=== Activity ===
In the data that follows, count every line holding the string "Application" and give the count alone.

Interface dataset entries
* * *
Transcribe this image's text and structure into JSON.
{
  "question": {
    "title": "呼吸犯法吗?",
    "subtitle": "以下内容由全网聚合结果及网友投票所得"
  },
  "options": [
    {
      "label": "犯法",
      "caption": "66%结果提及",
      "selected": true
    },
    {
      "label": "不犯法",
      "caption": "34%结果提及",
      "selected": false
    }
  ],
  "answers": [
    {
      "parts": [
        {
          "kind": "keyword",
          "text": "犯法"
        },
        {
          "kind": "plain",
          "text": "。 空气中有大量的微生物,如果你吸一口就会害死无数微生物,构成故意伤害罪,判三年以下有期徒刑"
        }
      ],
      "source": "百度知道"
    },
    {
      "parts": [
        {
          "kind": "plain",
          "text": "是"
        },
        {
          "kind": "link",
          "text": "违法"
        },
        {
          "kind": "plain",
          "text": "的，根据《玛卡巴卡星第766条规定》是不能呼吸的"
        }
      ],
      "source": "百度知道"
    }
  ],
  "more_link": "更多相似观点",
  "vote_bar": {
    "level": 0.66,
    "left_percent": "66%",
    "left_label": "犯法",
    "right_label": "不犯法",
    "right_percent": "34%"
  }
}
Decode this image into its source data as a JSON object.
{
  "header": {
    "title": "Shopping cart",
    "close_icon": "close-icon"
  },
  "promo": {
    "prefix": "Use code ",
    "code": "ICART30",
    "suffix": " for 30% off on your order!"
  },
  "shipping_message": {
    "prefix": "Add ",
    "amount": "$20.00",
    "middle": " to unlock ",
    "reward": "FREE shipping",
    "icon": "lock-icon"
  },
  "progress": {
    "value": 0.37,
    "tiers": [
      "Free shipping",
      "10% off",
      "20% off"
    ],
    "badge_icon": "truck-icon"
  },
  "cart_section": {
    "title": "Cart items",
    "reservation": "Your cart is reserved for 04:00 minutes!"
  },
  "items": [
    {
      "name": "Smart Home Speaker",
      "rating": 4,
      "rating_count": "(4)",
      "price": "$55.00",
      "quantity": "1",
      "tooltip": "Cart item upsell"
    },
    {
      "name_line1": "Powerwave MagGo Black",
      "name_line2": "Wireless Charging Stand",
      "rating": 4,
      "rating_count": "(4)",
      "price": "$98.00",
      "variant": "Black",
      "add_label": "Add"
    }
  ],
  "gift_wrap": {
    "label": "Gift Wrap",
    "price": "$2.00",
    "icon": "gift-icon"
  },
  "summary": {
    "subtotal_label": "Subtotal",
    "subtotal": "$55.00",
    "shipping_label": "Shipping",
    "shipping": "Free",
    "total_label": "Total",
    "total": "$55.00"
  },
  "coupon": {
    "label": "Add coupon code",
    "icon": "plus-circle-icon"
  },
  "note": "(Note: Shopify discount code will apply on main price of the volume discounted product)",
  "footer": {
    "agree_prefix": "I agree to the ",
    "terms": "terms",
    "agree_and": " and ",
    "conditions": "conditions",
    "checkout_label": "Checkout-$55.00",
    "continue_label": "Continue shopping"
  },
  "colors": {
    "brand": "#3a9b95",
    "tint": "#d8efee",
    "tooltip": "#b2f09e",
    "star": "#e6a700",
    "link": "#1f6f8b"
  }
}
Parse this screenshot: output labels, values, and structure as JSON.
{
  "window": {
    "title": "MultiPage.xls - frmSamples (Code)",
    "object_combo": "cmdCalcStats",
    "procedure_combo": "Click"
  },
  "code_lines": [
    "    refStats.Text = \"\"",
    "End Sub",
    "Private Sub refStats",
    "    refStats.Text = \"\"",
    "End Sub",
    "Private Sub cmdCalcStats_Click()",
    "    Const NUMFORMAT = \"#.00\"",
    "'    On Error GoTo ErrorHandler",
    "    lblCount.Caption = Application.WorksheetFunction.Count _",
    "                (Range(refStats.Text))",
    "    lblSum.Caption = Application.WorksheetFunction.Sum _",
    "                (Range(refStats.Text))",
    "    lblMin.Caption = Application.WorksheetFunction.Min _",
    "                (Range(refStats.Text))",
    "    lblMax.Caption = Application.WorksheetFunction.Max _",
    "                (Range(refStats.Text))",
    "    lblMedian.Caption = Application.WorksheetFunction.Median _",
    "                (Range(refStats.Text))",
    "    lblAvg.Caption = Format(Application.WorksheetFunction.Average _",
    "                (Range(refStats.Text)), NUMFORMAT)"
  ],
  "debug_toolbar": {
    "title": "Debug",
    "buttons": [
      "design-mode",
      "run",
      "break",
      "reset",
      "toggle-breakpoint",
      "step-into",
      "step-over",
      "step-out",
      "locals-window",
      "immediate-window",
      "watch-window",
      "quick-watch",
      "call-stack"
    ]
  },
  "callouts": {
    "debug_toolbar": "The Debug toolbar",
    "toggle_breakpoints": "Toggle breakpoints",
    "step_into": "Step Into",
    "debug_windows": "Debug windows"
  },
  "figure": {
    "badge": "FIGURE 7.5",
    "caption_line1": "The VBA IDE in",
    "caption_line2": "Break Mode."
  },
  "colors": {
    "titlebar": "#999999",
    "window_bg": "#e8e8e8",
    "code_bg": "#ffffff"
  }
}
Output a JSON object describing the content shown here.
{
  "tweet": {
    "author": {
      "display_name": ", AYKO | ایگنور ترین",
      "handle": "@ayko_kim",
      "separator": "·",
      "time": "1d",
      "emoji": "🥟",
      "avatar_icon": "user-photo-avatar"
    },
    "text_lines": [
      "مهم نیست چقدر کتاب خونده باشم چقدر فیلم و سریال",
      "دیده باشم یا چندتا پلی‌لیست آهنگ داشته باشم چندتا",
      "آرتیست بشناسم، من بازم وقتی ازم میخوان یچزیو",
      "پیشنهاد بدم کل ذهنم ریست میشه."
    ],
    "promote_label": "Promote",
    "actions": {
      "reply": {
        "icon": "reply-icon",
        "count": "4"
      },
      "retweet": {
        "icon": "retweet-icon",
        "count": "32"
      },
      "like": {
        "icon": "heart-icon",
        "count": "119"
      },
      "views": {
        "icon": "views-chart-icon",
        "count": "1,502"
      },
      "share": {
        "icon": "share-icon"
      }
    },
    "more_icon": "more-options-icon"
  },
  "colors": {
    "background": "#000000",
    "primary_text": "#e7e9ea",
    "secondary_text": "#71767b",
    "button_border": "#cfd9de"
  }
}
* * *
=== Response to the task ===
6